„Reflecting Absence“ is conceived to allow beholders to experience the memorial according to the concept of architect Michael Arad. The significance is reinforced by continuity – despite the masses of water pouring into the basins, they never fill up, in fact the mass of water seems to diminish as it runs funnel-like into smaller basins.
Arad is the son of an Israeli diplomat. He worked for the New York housing authority. His original draft called for the water surfaces to be integrated in the Hudson River. In an interview he recounts how he asked himself „Could you cut a hole in the river?”.
An enormous effort was invested to ensure continuity of the installation.

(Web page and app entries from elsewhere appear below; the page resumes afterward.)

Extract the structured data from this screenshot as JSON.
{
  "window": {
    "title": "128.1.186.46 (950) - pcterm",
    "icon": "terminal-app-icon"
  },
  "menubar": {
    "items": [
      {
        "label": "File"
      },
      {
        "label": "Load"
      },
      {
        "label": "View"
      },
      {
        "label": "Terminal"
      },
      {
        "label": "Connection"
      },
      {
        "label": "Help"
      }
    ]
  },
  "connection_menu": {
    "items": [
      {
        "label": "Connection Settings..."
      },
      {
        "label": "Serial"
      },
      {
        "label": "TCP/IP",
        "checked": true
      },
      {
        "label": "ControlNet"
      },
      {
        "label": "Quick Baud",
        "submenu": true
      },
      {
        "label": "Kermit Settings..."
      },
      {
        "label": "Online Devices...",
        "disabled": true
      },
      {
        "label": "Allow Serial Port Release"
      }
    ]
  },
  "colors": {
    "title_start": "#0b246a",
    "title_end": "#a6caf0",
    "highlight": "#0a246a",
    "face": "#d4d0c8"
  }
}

A miniature model made of plywood was set up in Canada in winter for test purposes until a means of heating the water was developed.
Approval to build a corner of one basin in the original size and material was given to gain an idea of the impact and optical impression. The water was supposed to lend the impression of ropes let down the edge. Part of the test run served to see whether e.g. flowers tossed into the basins would clog up the system.

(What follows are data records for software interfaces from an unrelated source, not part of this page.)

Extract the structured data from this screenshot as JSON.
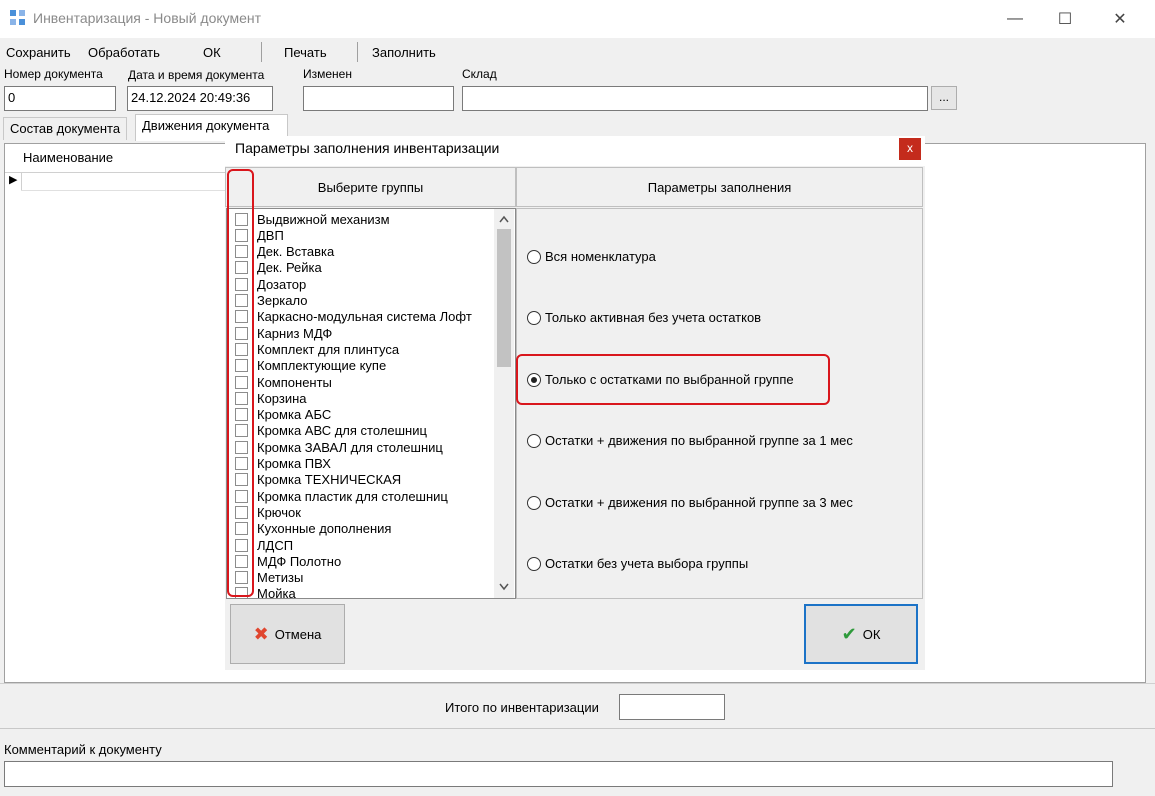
{
  "window": {
    "title": "Инвентаризация - Новый документ",
    "minimize_glyph": "—",
    "maximize_glyph": "☐",
    "close_glyph": "✕"
  },
  "toolbar": {
    "save": "Сохранить",
    "process": "Обработать",
    "ok": "ОК",
    "print": "Печать",
    "fill": "Заполнить"
  },
  "fields": {
    "doc_number_label": "Номер документа",
    "doc_number_value": "0",
    "doc_datetime_label": "Дата и время документа",
    "doc_datetime_value": "24.12.2024  20:49:36",
    "changed_label": "Изменен",
    "changed_value": "",
    "warehouse_label": "Склад",
    "warehouse_value": "",
    "browse_label": "..."
  },
  "tabs": [
    {
      "label": "Состав документа",
      "active": false
    },
    {
      "label": "Движения документа",
      "active": true
    }
  ],
  "grid": {
    "columns": [
      "Наименование"
    ],
    "row_marker": "▶"
  },
  "dialog": {
    "title": "Параметры заполнения инвентаризации",
    "close_glyph": "x",
    "groups_header": "Выберите группы",
    "params_header": "Параметры заполнения",
    "groups": [
      "Выдвижной механизм",
      "ДВП",
      "Дек. Вставка",
      "Дек. Рейка",
      "Дозатор",
      "Зеркало",
      "Каркасно-модульная система Лофт",
      "Карниз МДФ",
      "Комплект для плинтуса",
      "Комплектующие купе",
      "Компоненты",
      "Корзина",
      "Кромка АБС",
      "Кромка АВС для столешниц",
      "Кромка ЗАВАЛ для столешниц",
      "Кромка ПВХ",
      "Кромка ТЕХНИЧЕСКАЯ",
      "Кромка пластик для столешниц",
      "Крючок",
      "Кухонные дополнения",
      "ЛДСП",
      "МДФ Полотно",
      "Метизы",
      "Мойка"
    ],
    "options": [
      {
        "label": "Вся номенклатура",
        "checked": false
      },
      {
        "label": "Только активная без учета остатков",
        "checked": false
      },
      {
        "label": "Только с остатками по выбранной группе",
        "checked": true
      },
      {
        "label": "Остатки + движения по выбранной группе за 1 мес",
        "checked": false
      },
      {
        "label": "Остатки + движения по выбранной группе за 3 мес",
        "checked": false
      },
      {
        "label": "Остатки без учета выбора группы",
        "checked": false
      }
    ],
    "cancel_label": "Отмена",
    "ok_label": "ОК",
    "cancel_icon": "✖",
    "ok_icon": "✔"
  },
  "totals": {
    "label": "Итого по инвентаризации",
    "value": ""
  },
  "comment": {
    "label": "Комментарий к документу",
    "value": ""
  },
  "colors": {
    "highlight": "#d9161c",
    "cancel_icon": "#e0462f",
    "ok_icon": "#2e9a3b",
    "ok_border": "#1c73c7",
    "close_bg": "#c42b1c"
  }
}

The basins installed where the twin towers of the WTC once stood, are made of black Jet Mist Gneiss provided by the Bronx company Port Morris Tile and Marble and quarried in Virginia. The surfaces are honed. A total of nearly 5,000 m² are mounted to the reinforced concrete walls or 4,800 tiles measuring 1.50 x 0.70 m and 5 cm thick.
Paving of the plaza was carried out by Port Morris Tile & Marble using African flamed Verde Fountain granite worked for added value in Italy. The basin plates are about 1.5 m long, 0.3 m wide and 8 cm thick. 10,350 m² was the area to be covered whereby 5,850 m² cobblestone cover the space between the basins.
A parapet surrounds the basins and bears the names of some 3,000 victims of the February 1993 bombing of the World Trade Centre and the attacks of September 11th 2011. One will recall: the millennium was marred by the three airplane attacks on the Twin Towers (flight 11, flight 175) and on the Pentagon (flight 77) and in Pennsylvania (flight 93).
During the course of the upcoming year the newly erected 9/11 museum is scheduled to open its doors to the public in Ground Zero Park. The concept for the building is the work of Snøhetta architects.
The costs of the memorial run up to some 700 million US $. 50 – 60 million US $ are estimated to be needed for maintenance annually.
Port Morris Tile & Marble (Mail)
Our report on the 9/11 Pentagon Memorial